Michaels Crafts Next-Gen Prototype

When customers affirm that they come to your stores to be inspired, perhaps it might be time to feed off that creativity with a well-thought-out retail environment. Such is the case for Irving, Texas-based Michaels Stores, which set out to build its customers the creativity-inspired store of their dreams.

After conducting extensive consumer research in the latter part of 2007, the Michaels team discovered that their customers wanted something very different from their store experience, says Stuart Aitken, Michaels’ chief marketing officer. “[The customer] loves our store, but felt there was opportunity to inspire her creativity more,” Aitken says. “She loves our selection, but felt there was opportunity to improve the organization and communication in a way that helped her navigate our store more easily.”

Keeping these issues and opportunities in mind, Michaels partnered with Dayton, Ohio-based Interbrand Design Forum to work on a new prototype that would debut in Hurst, Texas, with another store following shortly in West Chester, Ohio (pictured).

Opened in late 2008, the 23,000-sq.-ft. West Chester store (18,500 sq. ft. of selling space) has a clean, open layout, with contemporary colors, wider aisles and a crafty aesthetic that entices exploration. The company’s new ribbon-swirled logo and tagline—“Where Creativity Happens”—welcome customers with a canopy focal point and seasonal display at the entrance. Top-shelf stock—a prevalent storage method in previous Michaels stores—was eliminated to create open sight lines in the space. “We started from ground zero, reviewing everything from the box itself to what we put inside it,” says Walt Asbury, Michaels’ vice president of space planning. The new design has now been rolled out to 34 stores, with plans for more in 2009.

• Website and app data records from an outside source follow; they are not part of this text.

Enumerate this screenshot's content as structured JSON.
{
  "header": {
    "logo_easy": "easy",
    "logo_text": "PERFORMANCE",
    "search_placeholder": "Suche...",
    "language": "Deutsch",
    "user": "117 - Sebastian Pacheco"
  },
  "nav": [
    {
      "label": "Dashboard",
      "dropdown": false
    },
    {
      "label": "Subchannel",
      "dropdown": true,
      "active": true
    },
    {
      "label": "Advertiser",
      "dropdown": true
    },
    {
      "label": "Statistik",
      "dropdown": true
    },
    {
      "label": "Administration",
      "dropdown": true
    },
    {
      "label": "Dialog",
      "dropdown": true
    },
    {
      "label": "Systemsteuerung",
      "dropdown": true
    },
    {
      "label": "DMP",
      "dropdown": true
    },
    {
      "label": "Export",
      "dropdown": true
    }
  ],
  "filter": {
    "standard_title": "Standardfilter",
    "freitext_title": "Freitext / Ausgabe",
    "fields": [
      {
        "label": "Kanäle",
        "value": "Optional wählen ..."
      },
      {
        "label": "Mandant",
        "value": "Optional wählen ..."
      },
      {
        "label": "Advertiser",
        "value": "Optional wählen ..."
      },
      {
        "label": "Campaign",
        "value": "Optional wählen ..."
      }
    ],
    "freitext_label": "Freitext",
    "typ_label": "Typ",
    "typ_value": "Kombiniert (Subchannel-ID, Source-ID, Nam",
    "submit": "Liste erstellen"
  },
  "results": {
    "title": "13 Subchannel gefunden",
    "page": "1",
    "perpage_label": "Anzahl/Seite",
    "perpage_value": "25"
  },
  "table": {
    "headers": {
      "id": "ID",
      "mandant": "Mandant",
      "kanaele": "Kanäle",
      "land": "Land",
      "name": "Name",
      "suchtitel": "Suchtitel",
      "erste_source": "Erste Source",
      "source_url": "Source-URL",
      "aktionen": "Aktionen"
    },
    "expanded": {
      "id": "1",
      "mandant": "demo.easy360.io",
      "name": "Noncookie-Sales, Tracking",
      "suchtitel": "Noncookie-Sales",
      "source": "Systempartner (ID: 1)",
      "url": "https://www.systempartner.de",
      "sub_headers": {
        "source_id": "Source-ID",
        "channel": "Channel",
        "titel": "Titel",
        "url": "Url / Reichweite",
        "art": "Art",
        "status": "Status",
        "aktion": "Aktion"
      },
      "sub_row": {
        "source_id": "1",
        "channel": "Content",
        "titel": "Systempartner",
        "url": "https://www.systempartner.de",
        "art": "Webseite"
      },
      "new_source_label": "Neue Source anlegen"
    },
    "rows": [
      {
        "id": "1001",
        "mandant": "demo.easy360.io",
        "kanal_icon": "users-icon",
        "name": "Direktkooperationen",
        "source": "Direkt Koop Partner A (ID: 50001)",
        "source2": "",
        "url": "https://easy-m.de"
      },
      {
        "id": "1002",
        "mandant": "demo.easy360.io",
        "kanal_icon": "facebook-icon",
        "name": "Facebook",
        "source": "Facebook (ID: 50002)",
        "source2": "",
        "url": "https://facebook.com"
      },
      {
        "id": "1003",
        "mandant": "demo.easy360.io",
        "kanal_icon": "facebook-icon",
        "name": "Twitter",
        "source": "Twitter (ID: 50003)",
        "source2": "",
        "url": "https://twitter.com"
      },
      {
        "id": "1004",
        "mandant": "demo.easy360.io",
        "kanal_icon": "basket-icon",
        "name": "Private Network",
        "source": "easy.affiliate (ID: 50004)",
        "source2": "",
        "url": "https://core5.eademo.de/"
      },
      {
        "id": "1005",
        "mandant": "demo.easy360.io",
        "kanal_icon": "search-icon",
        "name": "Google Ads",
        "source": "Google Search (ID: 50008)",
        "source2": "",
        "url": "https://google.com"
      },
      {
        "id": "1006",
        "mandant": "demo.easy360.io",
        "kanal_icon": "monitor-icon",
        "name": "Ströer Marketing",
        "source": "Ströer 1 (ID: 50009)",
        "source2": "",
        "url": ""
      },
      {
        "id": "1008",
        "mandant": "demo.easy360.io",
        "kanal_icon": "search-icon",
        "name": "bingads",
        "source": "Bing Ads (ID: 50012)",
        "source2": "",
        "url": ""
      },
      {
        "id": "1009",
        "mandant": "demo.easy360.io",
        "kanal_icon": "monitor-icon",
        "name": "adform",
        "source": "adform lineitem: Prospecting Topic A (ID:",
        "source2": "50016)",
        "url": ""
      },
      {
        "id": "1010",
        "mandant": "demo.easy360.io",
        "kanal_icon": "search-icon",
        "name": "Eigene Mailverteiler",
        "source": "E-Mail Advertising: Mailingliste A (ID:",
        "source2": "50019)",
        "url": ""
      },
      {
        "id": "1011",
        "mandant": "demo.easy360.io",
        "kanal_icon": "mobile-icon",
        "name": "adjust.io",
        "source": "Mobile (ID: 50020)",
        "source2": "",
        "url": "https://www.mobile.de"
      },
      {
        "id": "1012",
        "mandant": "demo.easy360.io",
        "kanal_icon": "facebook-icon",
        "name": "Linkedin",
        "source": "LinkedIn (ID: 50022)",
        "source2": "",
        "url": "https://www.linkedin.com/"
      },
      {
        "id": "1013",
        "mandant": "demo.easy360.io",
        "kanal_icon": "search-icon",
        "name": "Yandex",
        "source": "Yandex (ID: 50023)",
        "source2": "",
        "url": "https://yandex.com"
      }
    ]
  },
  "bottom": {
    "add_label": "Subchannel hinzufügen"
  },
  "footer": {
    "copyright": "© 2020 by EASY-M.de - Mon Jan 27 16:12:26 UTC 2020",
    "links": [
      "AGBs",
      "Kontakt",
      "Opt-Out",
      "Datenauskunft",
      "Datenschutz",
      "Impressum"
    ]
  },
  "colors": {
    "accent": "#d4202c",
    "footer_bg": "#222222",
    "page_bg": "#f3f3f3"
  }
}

Working with the designers, Michaels identified product categories in the store that are most popular with its customers—Jewelry, Scrapbooking, Kids, Art Supplies and Custom Framing—and built destination shops for each that would “wow” the customer from the moment she walks in, Asbury explains.


Located in the center of the store, the Scrapbooking area, denoted with wood flooring, features patterned lighting drums suspended from the ceiling, with patterns actually offered in the Michaels product line. A central vestibule offering scrapbooking stations encourages customers to stay and create, and is topped with a patterned soffit that is visible from anywhere in the store.

Keeping the floorplan organized and easy to navigate was central to the design scheme, with the five shop-in-shop categories highly visible. “We really wanted to give more customer experience space to some of the key categories,” says Scott Jeffrey, chief creative officer, Interbrand Design Forum. In the jewelry shop, a forward-placed “Our Favorites” display features custom jewelry pieces with instruction on how to re-create them, as well as a furniture unit showcasing color-coded bead options. In the Custom Frames area, an oversized drop-down frame hovers overhead around a central service island. In the Kids area, merchandise is organized by age, with toddler-oriented products featured on lower 48-in.-high fixtures in front, and tiered gondola heights rising incrementally to 84 in. high at the back wall.

Whether a shopper is a first-time crafter or a seasoned pro, each of the store’s departments offers tips and advice, including project sheets that can be taken home for further instruction, Jeffrey explains. Shelf-level communications—with messages such as “You can do it!” and “How To…”—provide further motivation to the consumer as she moves through the space.

The new Michaels prototype aims to be the next-generation arts and crafts store for the creative spirit, offering inspiration around every corner. “Michaels is ‘Where Creativity Happens,’” Aitken reiterates. “This new store really brings that to life. Our customers have an inner desire and passion for what they do. We provide the tools to make it all happen, and now we provide the inspiration and encouragement as well.”

Source: Ddimagazine.com